▶ [Try it] All of the data, word for word and free of pictures, is the expected result.

Records from a dataset
--- --- ---

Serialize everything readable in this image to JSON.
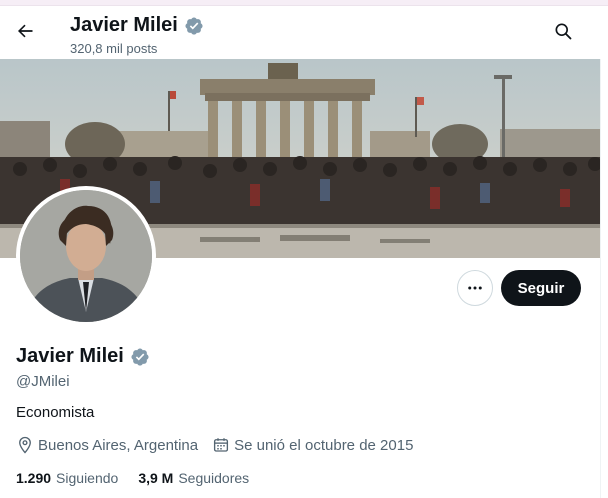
{
  "header": {
    "name": "Javier Milei",
    "posts_count": "320,8 mil posts"
  },
  "profile": {
    "name": "Javier Milei",
    "handle": "@JMilei",
    "bio": "Economista",
    "location": "Buenos Aires, Argentina",
    "joined": "Se unió el octubre de 2015",
    "following_count": "1.290",
    "following_label": "Siguiendo",
    "followers_count": "3,9 M",
    "followers_label": "Seguidores"
  },
  "actions": {
    "follow_label": "Seguir"
  },
  "icons": {
    "back": "arrow-left-icon",
    "search": "search-icon",
    "verified": "verified-badge-icon",
    "more": "more-dots-icon",
    "location": "location-pin-icon",
    "calendar": "calendar-icon"
  },
  "colors": {
    "verified": "#829aab",
    "primary_text": "#0f1419",
    "secondary_text": "#536471",
    "follow_button": "#0f1419"
  }
}
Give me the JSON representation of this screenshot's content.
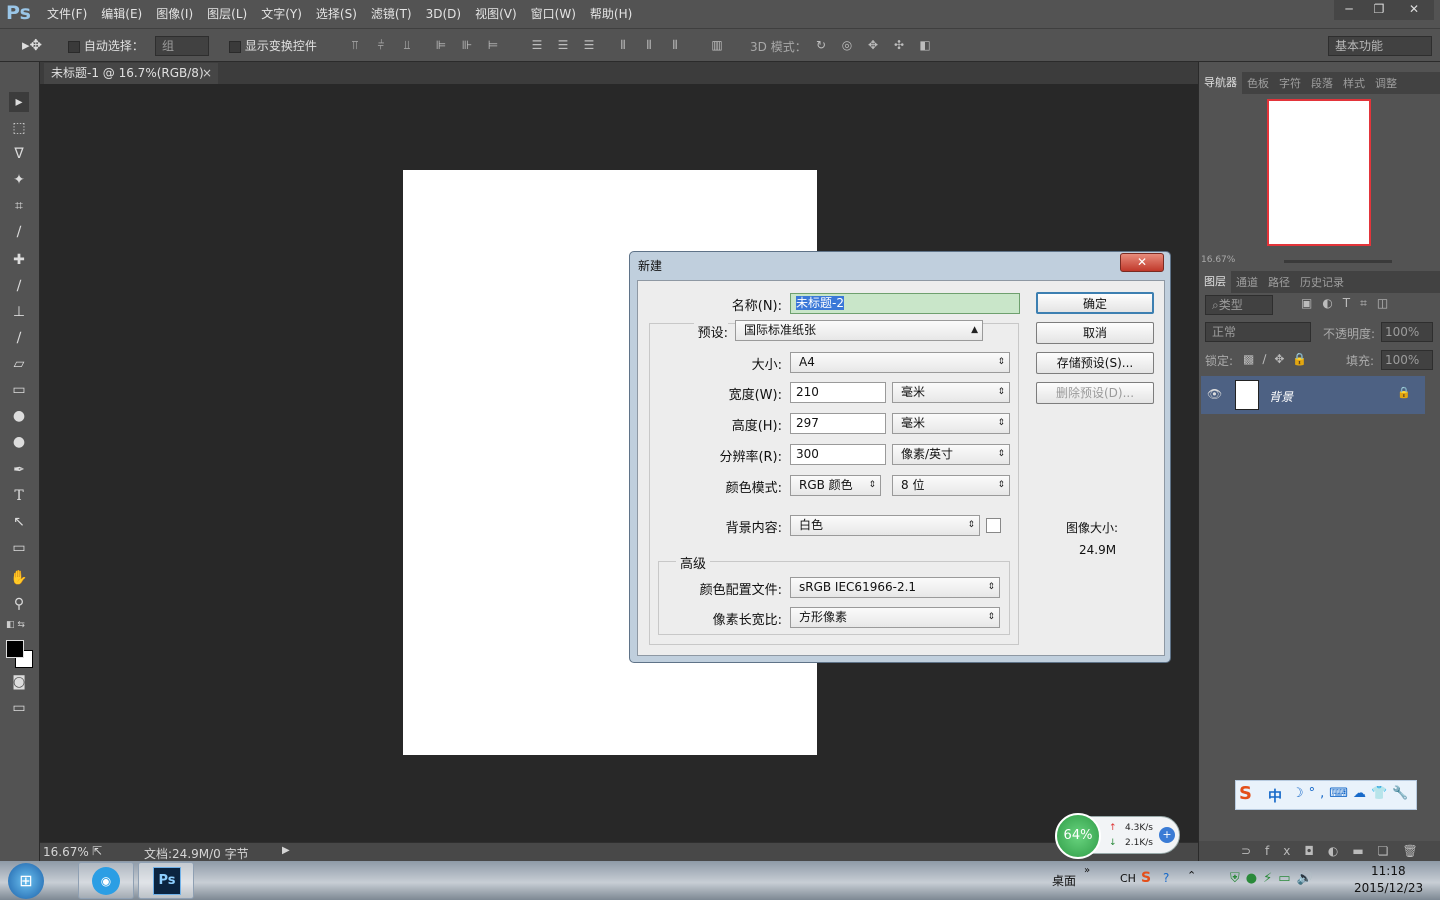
{
  "app": {
    "logo": "Ps",
    "menus": [
      "文件(F)",
      "编辑(E)",
      "图像(I)",
      "图层(L)",
      "文字(Y)",
      "选择(S)",
      "滤镜(T)",
      "3D(D)",
      "视图(V)",
      "窗口(W)",
      "帮助(H)"
    ],
    "window_controls": [
      "─",
      "❐",
      "✕"
    ]
  },
  "options": {
    "auto_select_label": "自动选择：",
    "auto_select_value": "组",
    "show_transform_label": "显示变换控件",
    "mode_3d_label": "3D 模式：",
    "workspace": "基本功能"
  },
  "document": {
    "tab_title": "未标题-1 @ 16.7%(RGB/8)",
    "tab_close": "×"
  },
  "status": {
    "zoom": "16.67%",
    "doc_info": "文档:24.9M/0 字节"
  },
  "navigator": {
    "tabs": [
      "导航器",
      "色板",
      "字符",
      "段落",
      "样式",
      "调整"
    ],
    "zoom": "16.67%"
  },
  "layers": {
    "tabs": [
      "图层",
      "通道",
      "路径",
      "历史记录"
    ],
    "filter_label": "类型",
    "blend_mode": "正常",
    "opacity_label": "不透明度:",
    "opacity_value": "100%",
    "lock_label": "锁定:",
    "fill_label": "填充:",
    "fill_value": "100%",
    "layer_name": "背景"
  },
  "dialog": {
    "title": "新建",
    "close": "✕",
    "name_label": "名称(N):",
    "name_value": "未标题-2",
    "preset_label": "预设:",
    "preset_value": "国际标准纸张",
    "size_label": "大小:",
    "size_value": "A4",
    "width_label": "宽度(W):",
    "width_value": "210",
    "width_unit": "毫米",
    "height_label": "高度(H):",
    "height_value": "297",
    "height_unit": "毫米",
    "resolution_label": "分辨率(R):",
    "resolution_value": "300",
    "resolution_unit": "像素/英寸",
    "color_mode_label": "颜色模式:",
    "color_mode_value": "RGB 颜色",
    "bit_depth": "8 位",
    "bg_label": "背景内容:",
    "bg_value": "白色",
    "advanced_label": "高级",
    "profile_label": "颜色配置文件:",
    "profile_value": "sRGB IEC61966-2.1",
    "aspect_label": "像素长宽比:",
    "aspect_value": "方形像素",
    "ok": "确定",
    "cancel": "取消",
    "save_preset": "存储预设(S)...",
    "delete_preset": "删除预设(D)...",
    "image_size_label": "图像大小:",
    "image_size_value": "24.9M"
  },
  "widget": {
    "percent": "64%",
    "up": "4.3K/s",
    "down": "2.1K/s"
  },
  "ime": {
    "lang": "中"
  },
  "taskbar": {
    "desktop": "桌面",
    "lang": "CH",
    "time": "11:18",
    "date": "2015/12/23"
  }
}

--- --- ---

▶ [Task output]
Serialize everything readable in this image to JSON.
{
  "header": {
    "name": "Javier Milei",
    "posts_count": "320,8 mil posts"
  },
  "profile": {
    "name": "Javier Milei",
    "handle": "@JMilei",
    "bio": "Economista",
    "location": "Buenos Aires, Argentina",
    "joined": "Se unió el octubre de 2015",
    "following_count": "1.290",
    "following_label": "Siguiendo",
    "followers_count": "3,9 M",
    "followers_label": "Seguidores"
  },
  "actions": {
    "follow_label": "Seguir"
  },
  "icons": {
    "back": "arrow-left-icon",
    "search": "search-icon",
    "verified": "verified-badge-icon",
    "more": "more-dots-icon",
    "location": "location-pin-icon",
    "calendar": "calendar-icon"
  },
  "colors": {
    "verified": "#829aab",
    "primary_text": "#0f1419",
    "secondary_text": "#536471",
    "follow_button": "#0f1419"
  }
}
Give me the JSON representation of this screenshot's content.
{
  "app": {
    "logo": "Ps",
    "menus": [
      "文件(F)",
      "编辑(E)",
      "图像(I)",
      "图层(L)",
      "文字(Y)",
      "选择(S)",
      "滤镜(T)",
      "3D(D)",
      "视图(V)",
      "窗口(W)",
      "帮助(H)"
    ],
    "window_controls": [
      "─",
      "❐",
      "✕"
    ]
  },
  "options": {
    "auto_select_label": "自动选择：",
    "auto_select_value": "组",
    "show_transform_label": "显示变换控件",
    "mode_3d_label": "3D 模式：",
    "workspace": "基本功能"
  },
  "document": {
    "tab_title": "未标题-1 @ 16.7%(RGB/8)",
    "tab_close": "×"
  },
  "status": {
    "zoom": "16.67%",
    "doc_info": "文档:24.9M/0 字节"
  },
  "navigator": {
    "tabs": [
      "导航器",
      "色板",
      "字符",
      "段落",
      "样式",
      "调整"
    ],
    "zoom": "16.67%"
  },
  "layers": {
    "tabs": [
      "图层",
      "通道",
      "路径",
      "历史记录"
    ],
    "filter_label": "类型",
    "blend_mode": "正常",
    "opacity_label": "不透明度:",
    "opacity_value": "100%",
    "lock_label": "锁定:",
    "fill_label": "填充:",
    "fill_value": "100%",
    "layer_name": "背景"
  },
  "dialog": {
    "title": "新建",
    "close": "✕",
    "name_label": "名称(N):",
    "name_value": "未标题-2",
    "preset_label": "预设:",
    "preset_value": "国际标准纸张",
    "size_label": "大小:",
    "size_value": "A4",
    "width_label": "宽度(W):",
    "width_value": "210",
    "width_unit": "毫米",
    "height_label": "高度(H):",
    "height_value": "297",
    "height_unit": "毫米",
    "resolution_label": "分辨率(R):",
    "resolution_value": "300",
    "resolution_unit": "像素/英寸",
    "color_mode_label": "颜色模式:",
    "color_mode_value": "RGB 颜色",
    "bit_depth": "8 位",
    "bg_label": "背景内容:",
    "bg_value": "白色",
    "advanced_label": "高级",
    "profile_label": "颜色配置文件:",
    "profile_value": "sRGB IEC61966-2.1",
    "aspect_label": "像素长宽比:",
    "aspect_value": "方形像素",
    "ok": "确定",
    "cancel": "取消",
    "save_preset": "存储预设(S)...",
    "delete_preset": "删除预设(D)...",
    "image_size_label": "图像大小:",
    "image_size_value": "24.9M"
  },
  "widget": {
    "percent": "64%",
    "up": "4.3K/s",
    "down": "2.1K/s"
  },
  "ime": {
    "lang": "中"
  },
  "taskbar": {
    "desktop": "桌面",
    "lang": "CH",
    "time": "11:18",
    "date": "2015/12/23"
  }
}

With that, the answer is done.